Review by Danny Gaisin
Admission: – my favorite revenge tales are Dumas’ “Monte Cristo”; Boorman’s ’67 flic “Point Blank”, & Shakespeare’s “Titus Andronicus”. Sondheim’s SWEENEY TODD with its repetitious lyrics and melodies seems uninspired by comparison. Last night, I witnessed a preview of young director Adam Brazier’s take and my opinion did a180◦.
Brazier; his Sheridan cast, plus an amazing crew have managed to overcome the play’s shortcomings by staging something that has extraordinary impact and a steady fast-moving pace. The imaginative set; incredible costumes; fabulous make-up and expert blocking add up to a powerhouse presentation.
Brazier’s (& assistant Ari Weinberg) vision and concept is readily apparent – no imposed limitations to his expression or what he visualizes as being the writer’s hypothesis. The result is a model of meticulous detail, with only subtle addenda such as the goggles and gas-masks. There is an artistry in how Brazier & Weinberg manage to inspire such obvious commitment & dedication from even the smallest of ensemble roles.
The story line… a barber in Victorian London has a beautiful wife who attracts the attention of a local magistrate, (think David & Bathsheba). Judge Turpin trumps up a charge & the barber is incarcerated leaving the wife available. Barber escapes, assumes a new identity and returns to Fleet Street for vengeance. Along the way, he enters into partnership with a meat pie maker. He’ll supply the meat by slashing his customers; she’ll dispose of their bodies. The duet ‘a little priest’ which puns vocation to style is one macabre hoot! Unlike my earlier faves’ the ironic denouement satisfies the audience’s sensibilities.
There are seven key roles – Sweeney & his co-conspirator Mrs. Lovett; the judge and his butt-kissing Beadle; Todd’s now-nubile daughter Johanna (remember the name) & her suitor Anthony; and a young challenged kid – Tobias. Amir Haider and Tringa Rexhepi are the title team and both are amazing. Haider who was such a charmer as Hakim in ‘Oklahoma’ displays an almost totally contrasting thespian talent in the dynamism he displays as Todd. His facial expressions; body language; stance, and timing are thoroughly professional. Rexhepi’s Lovett is animated and gives a fascinating character reading. Just a slight difficulty with her accented spoken lines.
Jacob MacInnes and Joel Gomez are the Judge and his beadle. MacInnes was an amazing Jud Frye in Oklahoma and once again plays the villain to perfection .The man should beware typecasting; in person – he’s definitely cool! Gomez has the bully/ass-kisser depiction down pat. He can do so much with just a sneer or raised eyebrow that we’re sure he’ll be in-demand, post-graduation. The Johanna of the piece is Andreanne Bouladier and is certainly pretty enough to meet the play’s tiresome lyrics. Fortunately, she has an excellent soprano voice that ameliorates her role as a nauseating aria subject.
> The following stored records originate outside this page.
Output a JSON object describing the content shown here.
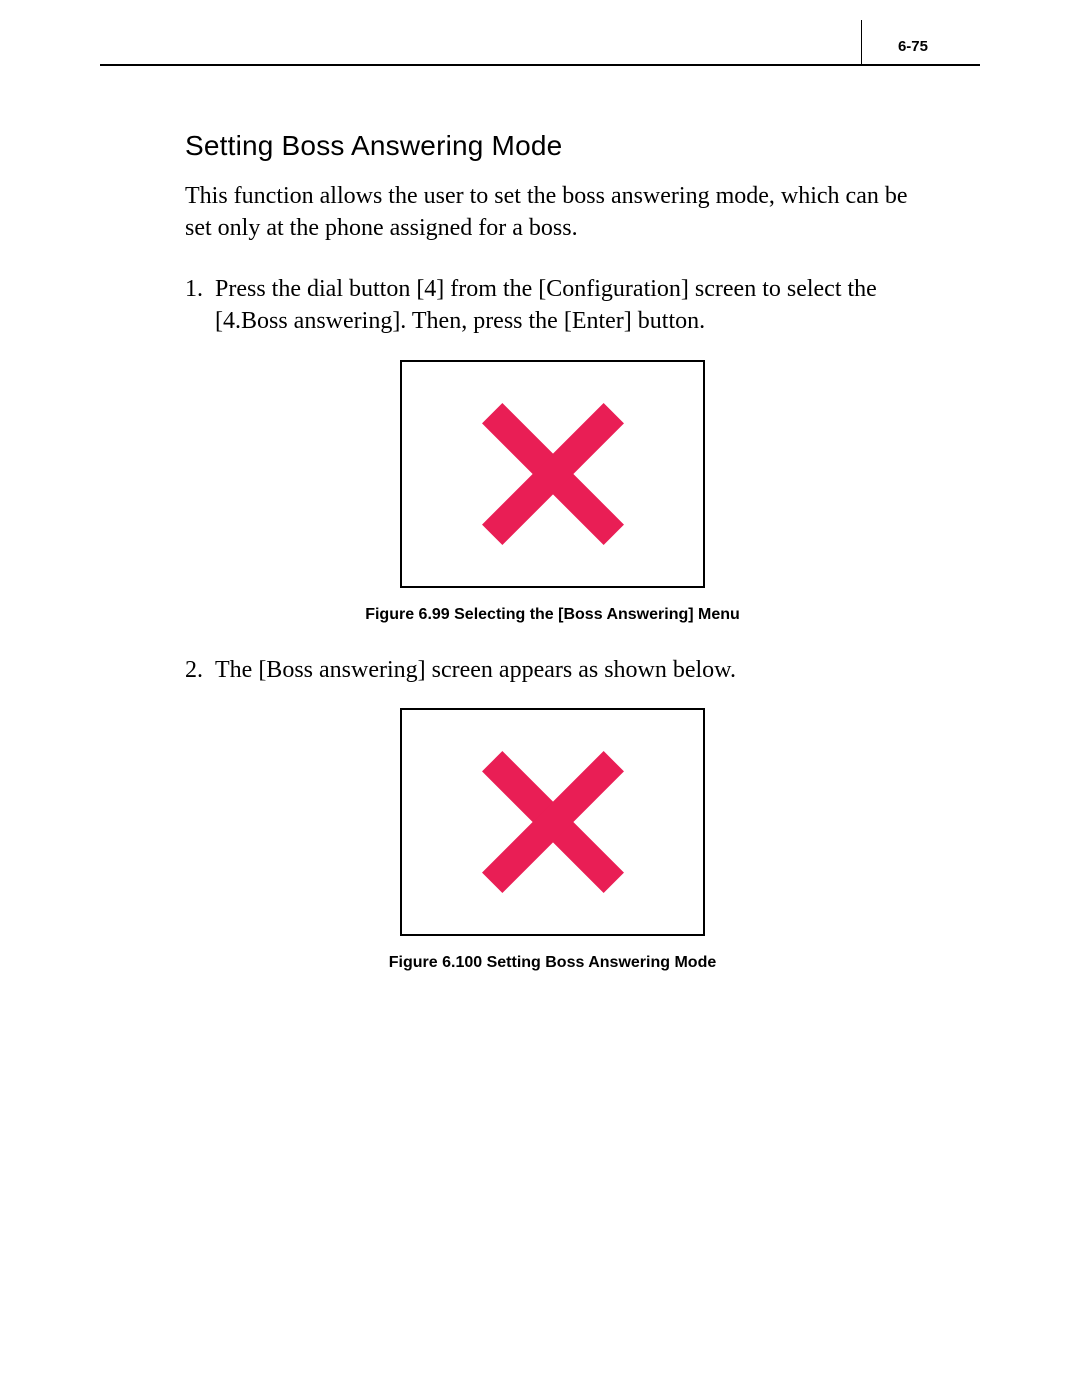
{
  "header": {
    "page_number": "6-75"
  },
  "section": {
    "title": "Setting Boss Answering Mode",
    "intro": "This function allows the user to set the boss answering mode, which can be set only at the phone assigned for a boss."
  },
  "steps": [
    {
      "num": "1.",
      "text": "Press the dial button [4] from the [Configuration] screen to select the [4.Boss answering]. Then, press the [Enter] button."
    },
    {
      "num": "2.",
      "text": "The [Boss answering] screen appears as shown below."
    }
  ],
  "figures": [
    {
      "icon": "missing-image-x",
      "caption": "Figure 6.99  Selecting the [Boss Answering] Menu"
    },
    {
      "icon": "missing-image-x",
      "caption": "Figure 6.100 Setting Boss Answering Mode"
    }
  ],
  "colors": {
    "x_stroke": "#e91e55"
  }
}
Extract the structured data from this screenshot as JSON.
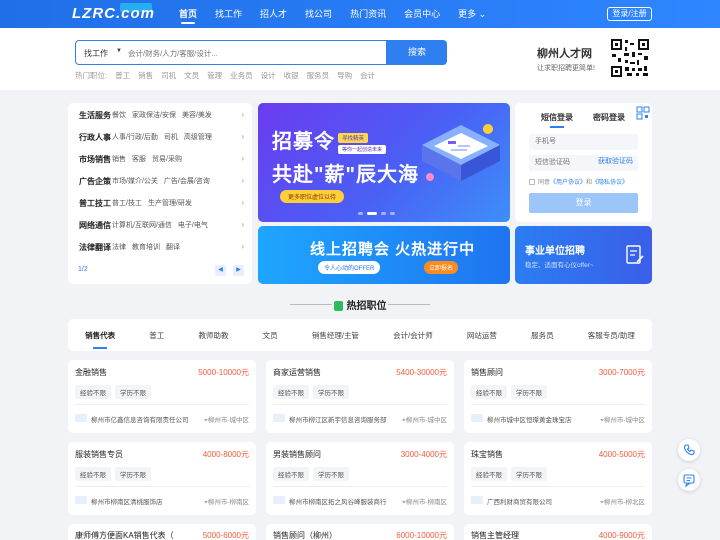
{
  "nav": {
    "logo": "LZRC.com",
    "items": [
      "首页",
      "找工作",
      "招人才",
      "找公司",
      "热门资讯",
      "会员中心",
      "更多"
    ],
    "login": "登录/注册"
  },
  "search": {
    "type": "找工作",
    "placeholder": "会计/财务/人力/客服/设计...",
    "button": "搜索",
    "hot_label": "热门职位:",
    "hot": [
      "普工",
      "销售",
      "司机",
      "文员",
      "管理",
      "业务员",
      "设计",
      "收银",
      "服务员",
      "导购",
      "会计"
    ]
  },
  "brand": {
    "name": "柳州人才网",
    "slogan": "让求职招聘更简单!"
  },
  "categories": [
    {
      "title": "生活服务",
      "subs": [
        "餐饮",
        "家政保洁/安保",
        "美容/美发"
      ]
    },
    {
      "title": "行政人事",
      "subs": [
        "人事/行政/后勤",
        "司机",
        "高级管理"
      ]
    },
    {
      "title": "市场销售",
      "subs": [
        "销售",
        "客服",
        "贸易/采购"
      ]
    },
    {
      "title": "广告企策",
      "subs": [
        "市场/媒介/公关",
        "广告/会展/咨询"
      ]
    },
    {
      "title": "普工技工",
      "subs": [
        "普工/技工",
        "生产管理/研发"
      ]
    },
    {
      "title": "网络通信",
      "subs": [
        "计算机/互联网/通信",
        "电子/电气"
      ]
    },
    {
      "title": "法律翻译",
      "subs": [
        "法律",
        "教育培训",
        "翻译"
      ]
    }
  ],
  "pager": "1/2",
  "banner1": {
    "line1": "招募令",
    "line2": "共赴\"薪\"辰大海",
    "tag1": "寻找精英",
    "tag2": "等你一起创造未来",
    "button": "更多职位虚位以待"
  },
  "banner2": {
    "title": "线上招聘会 火热进行中",
    "subtitle": "令人心动的OFFER",
    "button": "立即报名"
  },
  "login": {
    "tab_sms": "短信登录",
    "tab_pwd": "密码登录",
    "phone_placeholder": "手机号",
    "code_placeholder": "短信验证码",
    "get_code": "获取验证码",
    "agree_prefix": "同意",
    "agreement1": "《用户协议》",
    "agree_and": "和",
    "agreement2": "《隐私协议》",
    "submit": "登录"
  },
  "gov": {
    "title": "事业单位招聘",
    "subtitle": "稳定、适面有心仪offer~"
  },
  "section_title": "热招职位",
  "tabs": [
    "销售代表",
    "普工",
    "教师助教",
    "文员",
    "销售经理/主管",
    "会计/会计师",
    "网站运营",
    "服务员",
    "客服专员/助理"
  ],
  "jobs": [
    {
      "title": "金融销售",
      "salary": "5000-10000元",
      "tags": [
        "经验不限",
        "学历不限"
      ],
      "company": "柳州市亿鑫信息咨询有限责任公司",
      "location": "柳州市-城中区"
    },
    {
      "title": "商家运营销售",
      "salary": "5400-30000元",
      "tags": [
        "经验不限",
        "学历不限"
      ],
      "company": "柳州市柳江区新宇信息咨询服务部",
      "location": "柳州市-城中区"
    },
    {
      "title": "销售顾问",
      "salary": "3000-7000元",
      "tags": [
        "经验不限",
        "学历不限"
      ],
      "company": "柳州市城中区恒璨黄金珠宝店",
      "location": "柳州市-城中区"
    },
    {
      "title": "服装销售专员",
      "salary": "4000-8000元",
      "tags": [
        "经验不限",
        "学历不限"
      ],
      "company": "柳州市柳南区清桃服饰店",
      "location": "柳州市-柳南区"
    },
    {
      "title": "男装销售顾问",
      "salary": "3000-4000元",
      "tags": [
        "经验不限",
        "学历不限"
      ],
      "company": "柳州市柳南区拓之风谷峰服装商行",
      "location": "柳州市-柳南区"
    },
    {
      "title": "珠宝销售",
      "salary": "4000-5000元",
      "tags": [
        "经验不限",
        "学历不限"
      ],
      "company": "广西利财商贸有限公司",
      "location": "柳州市-柳北区"
    },
    {
      "title": "康师傅方便面KA销售代表（",
      "salary": "5000-6000元",
      "tags": [],
      "company": "",
      "location": ""
    },
    {
      "title": "销售顾问（柳州）",
      "salary": "6000-10000元",
      "tags": [],
      "company": "",
      "location": ""
    },
    {
      "title": "销售主管经理",
      "salary": "4000-9000元",
      "tags": [],
      "company": "",
      "location": ""
    }
  ],
  "colors": {
    "primary": "#2f7ff0",
    "salary": "#f25a3c",
    "hot_icon": "#2dbb5d"
  }
}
The sailor after her bod is Brett Schaller and he’s not as well drawn as the other lead roles. Young Tony is rather anaemic and imagining him the white knight seems a little farfetched. Not so, Joshua Bouchard whose Toby is simple-minded, physically challenged and degraded by everyone in the cast. His soliloquy to Lovett “Not while I’m around” is so touching that it almost stopped the show. Bouchard seems almost athletic in his ability to switch from comedy to dramatic and then slip right back. The other thirty-members of the cast contribute both background & crew addition. The big chorus number ‘City on Fire’ has some dynamic choreography that incorporates facial expression as well as terpsichore. I was sitting close enough to see everyonel providing full measure. Like it is said – “there ARE no small parts!”
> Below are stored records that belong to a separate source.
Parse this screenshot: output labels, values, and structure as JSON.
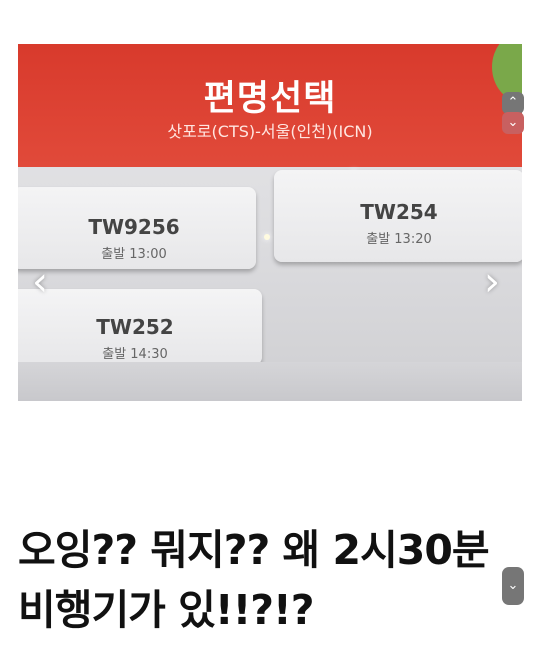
{
  "photo": {
    "title": "편명선택",
    "route": "삿포로(CTS)-서울(인천)(ICN)",
    "flights": [
      {
        "code": "TW9256",
        "time": "출발 13:00"
      },
      {
        "code": "TW254",
        "time": "출발 13:20"
      },
      {
        "code": "TW252",
        "time": "출발 14:30"
      }
    ],
    "nav": {
      "prev": "‹",
      "next": "›"
    }
  },
  "text": {
    "line1": "오잉?? 뭐지?? 왜 2시30분",
    "line2": "비행기가 있!!?!?"
  },
  "scroll": {
    "up": "⌃",
    "down": "⌄"
  },
  "colors": {
    "header_red": "#d83a2c",
    "text_dark": "#111111"
  }
}
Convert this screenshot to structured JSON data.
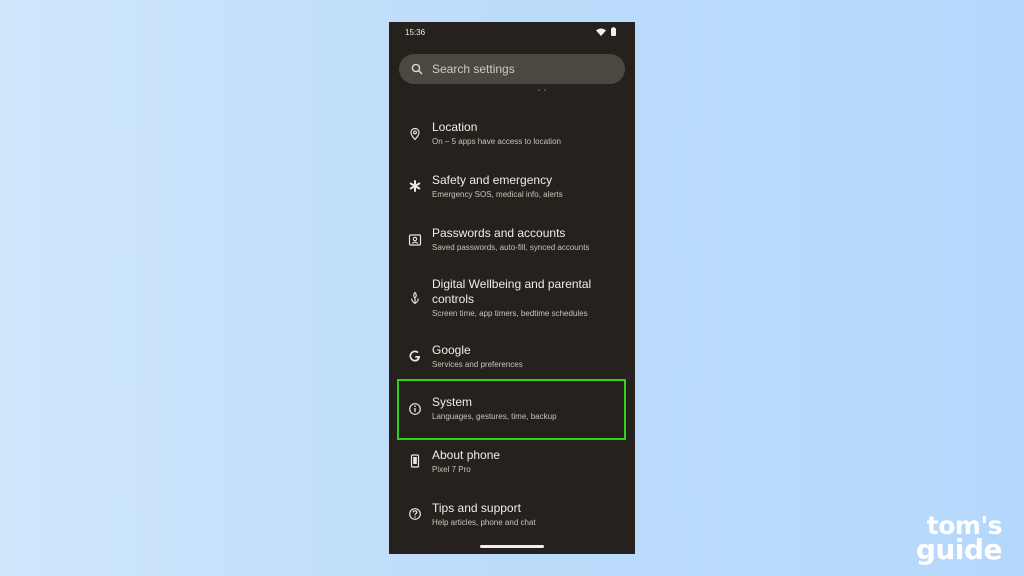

The on-stage five piece orchestra under Jeffrey Huard deserves mention. They’re faultless and are a smooth bridge while Beth Kates’ sets and properties are moved or turned for a different scene façade. The costumes are designed by David Juby and are representative of an almost Gothic effect. Coupled with garish, almost diabolical make-up; the result should carry a ‘14+ adult’ caveat.
SWEENEY TODD, which opens Thursday & runs until Apr. 21st ends this year’s Sheridan Class. Now the graduates go out into the real world of theatre. Judging by the talent exhibited in this offering…they’ll enjoy successful careers.